“A few lawmakers seem to feel that the way to achieve prosperity is by slashing middle-
class workers’ wages,” said Dan Bukiewicz, President of the Milwaukee Building Trades Council. “This race-to-the-bottom economic strategy means exactly what it says,” continued Dave Branson of the South Central Building Trades Council. “But if Republicans truly believe cutting wages is key to economic growth, we challenge them to put their money where their collective mouths are and first cut their own lavish ‘prevailing wage’ package.”
Almost two-thirds of Wisconsin legislators self-report that they’re part-time, with other jobs or careers. Regardless of the hours they work as elected officials, however, they receive a full-time $50,950 state salary and qualify as full-time employees for retirement and health benefits, a total package worth $75,000. These legislators recently increased their own per diems and will vote on a pay increase in this budget. See attached Construction Worker/Legislator Comparison chart.
Wisconsin’s lawmakers are paid higher salaries than lawmakers in all but eight states, making a third higher than Minnesota’s, according to a study by the National Conference of State Legislatures. Texas has five times the population of Wisconsin, yet Wisconsin legislators earn seven times more in compensation.
Former State Representative Sheldon Wasserman acknowledges “it really is a part-time job” and called the scheme “a joke,” as reported by WISN 12 on April 21, 2014. Even current State Representative Joe Sanfellippo said in the same report that he “can do it as a part-time job.”
“Our folks work their tails off, full time, in the heat of summer or cold of winter, to build our state’s infrastructure projects on budget and on time and they sure don’t get per diems. And when they can’t work, they don’t get paid,” said Bukiewicz.

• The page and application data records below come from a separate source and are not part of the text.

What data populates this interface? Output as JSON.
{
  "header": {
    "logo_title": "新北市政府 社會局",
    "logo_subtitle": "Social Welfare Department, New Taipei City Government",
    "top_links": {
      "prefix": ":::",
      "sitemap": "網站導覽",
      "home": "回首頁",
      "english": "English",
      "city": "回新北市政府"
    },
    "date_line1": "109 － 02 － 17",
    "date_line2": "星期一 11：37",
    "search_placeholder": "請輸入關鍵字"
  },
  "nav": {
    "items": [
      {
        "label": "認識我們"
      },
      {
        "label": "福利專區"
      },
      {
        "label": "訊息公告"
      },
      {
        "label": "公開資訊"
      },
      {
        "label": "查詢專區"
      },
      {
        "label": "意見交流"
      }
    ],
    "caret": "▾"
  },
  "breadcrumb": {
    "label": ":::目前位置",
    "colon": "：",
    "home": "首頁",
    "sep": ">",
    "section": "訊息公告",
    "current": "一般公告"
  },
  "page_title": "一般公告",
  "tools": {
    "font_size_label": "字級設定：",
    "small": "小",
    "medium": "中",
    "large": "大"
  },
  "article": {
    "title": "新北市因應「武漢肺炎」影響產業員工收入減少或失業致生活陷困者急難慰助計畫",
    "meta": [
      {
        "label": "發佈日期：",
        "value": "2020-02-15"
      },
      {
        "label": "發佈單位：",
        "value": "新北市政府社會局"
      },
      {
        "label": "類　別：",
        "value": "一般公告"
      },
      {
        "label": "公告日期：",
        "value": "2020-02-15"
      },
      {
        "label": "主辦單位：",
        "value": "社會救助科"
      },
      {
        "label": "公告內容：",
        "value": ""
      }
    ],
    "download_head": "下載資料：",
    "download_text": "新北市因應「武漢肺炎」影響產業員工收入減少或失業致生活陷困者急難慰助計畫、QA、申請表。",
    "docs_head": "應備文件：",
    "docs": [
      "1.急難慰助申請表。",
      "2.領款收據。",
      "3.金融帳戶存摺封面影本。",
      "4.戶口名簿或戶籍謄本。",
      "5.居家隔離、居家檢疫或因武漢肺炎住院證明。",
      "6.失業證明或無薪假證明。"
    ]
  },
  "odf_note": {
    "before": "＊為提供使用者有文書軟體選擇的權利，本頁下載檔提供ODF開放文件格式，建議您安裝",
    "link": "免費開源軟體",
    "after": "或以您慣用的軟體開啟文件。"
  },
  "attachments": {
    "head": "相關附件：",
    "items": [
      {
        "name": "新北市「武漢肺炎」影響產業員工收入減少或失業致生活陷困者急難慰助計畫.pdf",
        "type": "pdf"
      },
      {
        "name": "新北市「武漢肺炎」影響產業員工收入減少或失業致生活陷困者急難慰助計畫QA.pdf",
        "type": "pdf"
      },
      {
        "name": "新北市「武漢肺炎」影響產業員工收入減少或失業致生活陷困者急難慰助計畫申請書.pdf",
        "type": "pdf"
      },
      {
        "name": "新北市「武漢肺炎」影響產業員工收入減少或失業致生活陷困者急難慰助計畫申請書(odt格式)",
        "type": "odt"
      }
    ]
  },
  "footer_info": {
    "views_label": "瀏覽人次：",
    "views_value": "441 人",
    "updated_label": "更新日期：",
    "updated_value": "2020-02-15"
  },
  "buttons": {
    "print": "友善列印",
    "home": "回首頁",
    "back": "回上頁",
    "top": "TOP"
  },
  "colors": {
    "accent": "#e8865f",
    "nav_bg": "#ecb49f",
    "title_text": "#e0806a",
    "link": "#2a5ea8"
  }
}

“So, if lawmakers are really serious about slashing the pay of our hard-working crews, it is only fair and honest they lead by slashing their own ‘prevailing wages.’ It’s their strategy. We challenge them to own it,” concluded Branson.